If Vile Progs didn’t have hate, they would have nothing.
Tom Ley at Deadspin:
The ill-conceived remembrance is by now as much a 9/11 anniversary tradition as the insensitively branded 9/11 memorial tweet, but even by the degraded standards of the remember-when genre, today’s contributions by ESPN and Grantland are really out there.
ESPN just released a 24-minute 30 for 30 documentary called First Pitch, which chronicles then-president George W. Bush throwing out the first pitch at an 2001 World Series game in the Bronx, just over a month after the September 11 attacks. The documentary fits right in with much of the media’s recent, puzzling decision to participate in the George W. Bush Image Rehabilitation tour. (9/11 is the tour’s second stop, after that other American city forever changed during the Bush administration, New Orleans.) Through the usual cut-rate documentary methods—wistful, retrospective interviews; orchestral swells—it refashions the largely forgotten act of George W. Bush throwing a baseball as a widely remembered moment of triumph for a reeling country. (The President threw a strike! Take that, terrorists!) This is fine, as long as you’re up to pluck the moment from all context and hold it in your hand like a pretty bauble.

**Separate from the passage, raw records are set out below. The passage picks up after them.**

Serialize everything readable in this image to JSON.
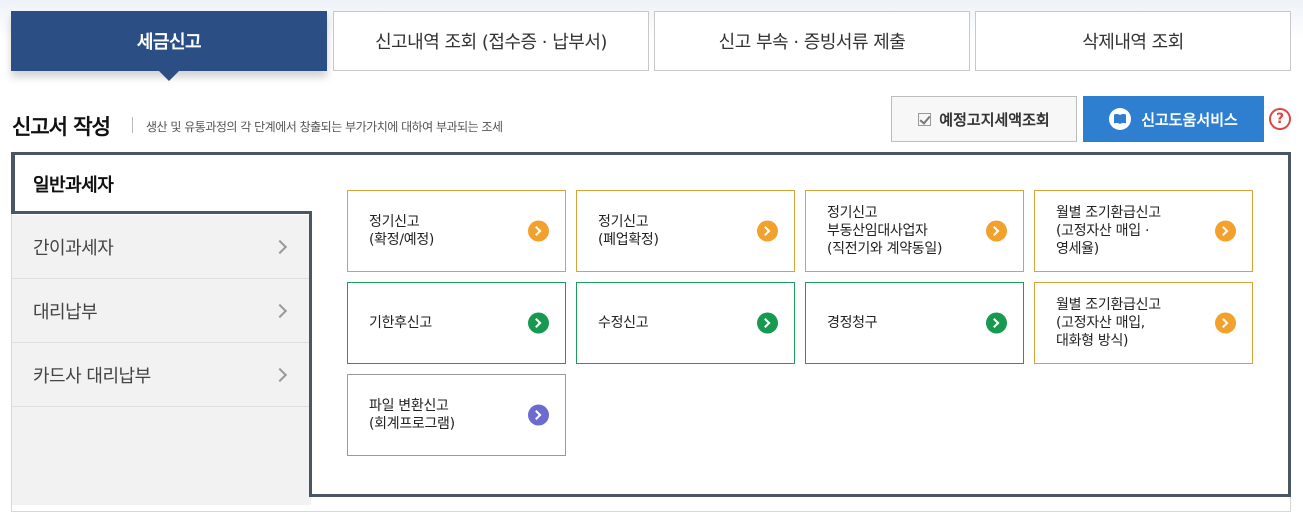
{
  "tabs": [
    {
      "label": "세금신고",
      "active": true
    },
    {
      "label": "신고내역 조회 (접수증 · 납부서)",
      "active": false
    },
    {
      "label": "신고 부속 · 증빙서류 제출",
      "active": false
    },
    {
      "label": "삭제내역 조회",
      "active": false
    }
  ],
  "header": {
    "title": "신고서 작성",
    "description": "생산 및 유통과정의 각 단계에서 창출되는 부가가치에 대하여 부과되는 조세",
    "btn_estimate": "예정고지세액조회",
    "btn_help_service": "신고도움서비스",
    "help_icon": "?"
  },
  "sidebar": {
    "items": [
      {
        "label": "일반과세자",
        "active": true
      },
      {
        "label": "간이과세자",
        "active": false
      },
      {
        "label": "대리납부",
        "active": false
      },
      {
        "label": "카드사 대리납부",
        "active": false
      }
    ]
  },
  "cards": [
    {
      "label": "정기신고\n(확정/예정)",
      "color": "orange"
    },
    {
      "label": "정기신고\n(폐업확정)",
      "color": "orange"
    },
    {
      "label": "정기신고\n부동산임대사업자\n(직전기와 계약동일)",
      "color": "orange"
    },
    {
      "label": "월별 조기환급신고\n(고정자산 매입 ·\n영세율)",
      "color": "orange"
    },
    {
      "label": "기한후신고",
      "color": "green"
    },
    {
      "label": "수정신고",
      "color": "green"
    },
    {
      "label": "경정청구",
      "color": "green"
    },
    {
      "label": "월별 조기환급신고\n(고정자산 매입,\n대화형 방식)",
      "color": "orange"
    },
    {
      "label": "파일 변환신고\n(회계프로그램)",
      "color": "purple"
    }
  ],
  "colors": {
    "active_tab": "#2b4f84",
    "help_service_button": "#2e7fcf",
    "orange": "#f2a12c",
    "green": "#179a4f",
    "purple": "#6b6bd0",
    "help_icon": "#e04545"
  },
  "icons": {
    "estimate_button": "checkbox-icon",
    "help_service_button": "book-icon",
    "card_arrow": "chevron-right-circle-icon",
    "sidebar_arrow": "chevron-right-icon"
  }
}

This isn’t about the author, though, so much as it is about Grantland and ESPN as institutions. The machinations that went into pulling First Pitch together were always going to leave someone—whether from Grantland or elsewhere in the ESPN empire—in the unenviable position of writing a story about George W. Bush without straightforwardly acknowledging that the man belongs in a prison. Undercutting Bush’s faux-heroic bloviating with the faintest of whispers may be the best anyone in such a position can do; not getting into that position at all would be better; and what does the difference matter anyway? ESPN had a story to tell, and it’s not the kind of corporation to let something like the moral issues involved in being deferential to a war criminal get in the way of getting people misty on 9/11.
I was never a fan of George W. Bush. To be honest, I hated him. I didn’t vote for him, twice. The first time he ran I thought he stole the election with the help of Jeb! and SCOTUS. Until Obama came along I used to think George W. Bush was the worst president ever. I opposed the invasion of Iraq for reasons that proved correct.
But like it or not, he was our President on 9/11 when everything came to a screeching halt. I’ll give credit where credit is due: George W. Bush did a pretty good job of leading our nation thru the shock and horror of that monstrous period of our history.
That was 14 years ago. I don’t know how old Tom Ley is but judging by his published photograph he was still fairly young when the Twin Towers fell. And yet he is so filled with anger at and hatred for George W. Bush that he published a spittle-flecked screed because ESPN chose to air a short documentary focusing on what George Bush did at a World Series baseball game at Yankee Stadium in NYC less than two months after the worst terrorist attack in our nation’s history.
ESPN is a sports network. The story was about something that took place at a major sporting event. Yesterday was the 14th anniversary of 9/11. The story connects 9/11 to sports.
Tom Ley needs to get a fucking grip.